Jack made his first paleontological discoveries close to home. When he was a child, his favorite way to find fossils was exploring his driveway in Alma, Michigan, where he found bits of invertebrates, corals, and shells, and he became captivated. While in the eighth grade, Jack began work on a book, Fossil Hunting in the Great Lakes State: An Amateur’s Guide to Fossil Hunting in Michigan. He completed and self-published the book when he was 16.
While still in high school, Jack reached out to Dr. Lauren Sallan, a paleobiologist researcher at the University of Michigan, who invited him to join her in a research project on fish fossils. Their first project together compared fossil fishes in Michigan from the Devonian period with those found in Ohio and New York. Since the Midwest was covered by shallow tropical seawater three hundred and fifty million years ago, there is a vast array of now-fossilized sea life.

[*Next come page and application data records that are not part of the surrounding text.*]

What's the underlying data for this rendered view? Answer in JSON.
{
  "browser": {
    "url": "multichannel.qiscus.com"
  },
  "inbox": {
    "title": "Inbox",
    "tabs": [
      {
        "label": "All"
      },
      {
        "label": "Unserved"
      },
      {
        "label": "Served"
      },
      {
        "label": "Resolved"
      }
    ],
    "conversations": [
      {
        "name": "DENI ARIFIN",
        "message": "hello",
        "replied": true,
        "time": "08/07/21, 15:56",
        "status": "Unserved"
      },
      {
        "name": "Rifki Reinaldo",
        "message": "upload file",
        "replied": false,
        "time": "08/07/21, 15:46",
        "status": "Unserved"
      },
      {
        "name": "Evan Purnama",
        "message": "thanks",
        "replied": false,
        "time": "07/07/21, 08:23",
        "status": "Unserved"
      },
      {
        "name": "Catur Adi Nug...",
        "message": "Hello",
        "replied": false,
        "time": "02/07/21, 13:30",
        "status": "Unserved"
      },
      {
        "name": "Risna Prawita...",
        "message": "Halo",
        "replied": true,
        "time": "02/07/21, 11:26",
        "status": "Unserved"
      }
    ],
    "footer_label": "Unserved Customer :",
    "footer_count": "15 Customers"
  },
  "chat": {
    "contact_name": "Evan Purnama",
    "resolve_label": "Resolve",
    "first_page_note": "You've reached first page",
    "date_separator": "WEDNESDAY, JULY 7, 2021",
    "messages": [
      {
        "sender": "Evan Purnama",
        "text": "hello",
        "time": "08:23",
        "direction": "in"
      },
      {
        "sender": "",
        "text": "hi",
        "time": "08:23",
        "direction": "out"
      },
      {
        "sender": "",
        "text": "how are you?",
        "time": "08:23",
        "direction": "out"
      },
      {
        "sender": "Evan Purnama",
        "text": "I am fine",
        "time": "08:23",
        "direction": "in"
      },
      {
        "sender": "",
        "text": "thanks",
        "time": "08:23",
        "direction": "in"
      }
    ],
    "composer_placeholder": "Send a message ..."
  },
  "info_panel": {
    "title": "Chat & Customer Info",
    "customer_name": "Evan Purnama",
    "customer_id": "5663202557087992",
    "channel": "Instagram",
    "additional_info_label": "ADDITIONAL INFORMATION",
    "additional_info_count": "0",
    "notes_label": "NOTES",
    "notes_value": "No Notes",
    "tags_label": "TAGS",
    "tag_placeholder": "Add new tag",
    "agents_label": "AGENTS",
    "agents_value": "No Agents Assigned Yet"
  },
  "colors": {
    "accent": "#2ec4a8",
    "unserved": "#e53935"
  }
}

While working on this project, Dr. Sallan accepted a position at Penn and encouraged Jack to apply during his senior year. Choosing to come to Penn in large part to continue working with Dr. Sallan, Jack decided to major in Earth Science with a concentration in Paleobiology.

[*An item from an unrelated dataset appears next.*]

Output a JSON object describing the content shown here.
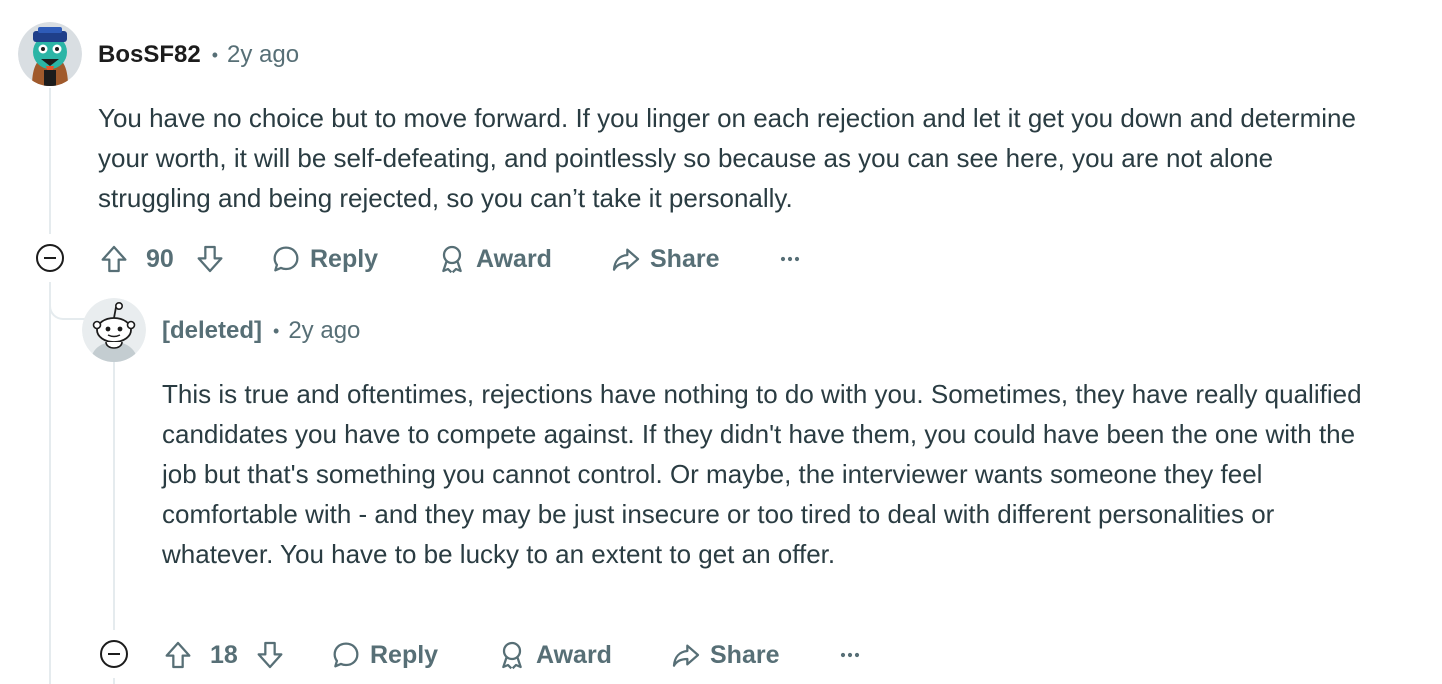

Since arriving in Philadelphia, Jack has embarked on other research projects with Dr. Sallan while still remaining focused on prehistoric fish. As a Benjamin Franklin Scholar, he has researched an ancient long-nosed fish species called Tanyrhinichthys. This species was originally believed to be a sleek-bodied ambush predator, however, more recently discovered fossils suggest that it may have actually been a slow-swimming bottom feeder. Jack presented his findings in a talk before an international gathering of fish paleontologists in Chęciny, Poland, where he was the only undergraduate in attendance.
Jack has received a research grant from the Paleontological Society and has twice been chosen to serve as a Paleontological Society Student Ambassador at the Geological Society of America conference. His notable research experience is proof that he’s found his chosen field. And Penn is the perfect place for him to create a unique path to pursue his passions.
Penn is one of the nation's top research universities, not only generating important new knowledge in the fields of medicine, technology, business, science, and beyond, but applying this knowledge to improve the lives of individuals and communities at home and around the world.
On campus, Jack is a member of Men Against Rape & Sexual Assault (MARS), a men's group that uses peer-education to combat sexual violence. MARS presents a program titled: Build a safer community: Be an active bystander to all male student groups on and off campus.
Jack was fortunate to connect with his mentor, Dr. Lauren Sallan early in his life. Before beginning her time at Penn as the Martin Meyerson Assistant Professor in Interdisciplinary Studies, Dr. Sallan worked with Jack while he was still in high school. Her interests, which include how global events, environmental change, and ecological interactions affect long-term evolution in early vertebrates, ray-finned fishes, and marine ecosystems, have inspired Jack to pursue his own career in research and pedagogy.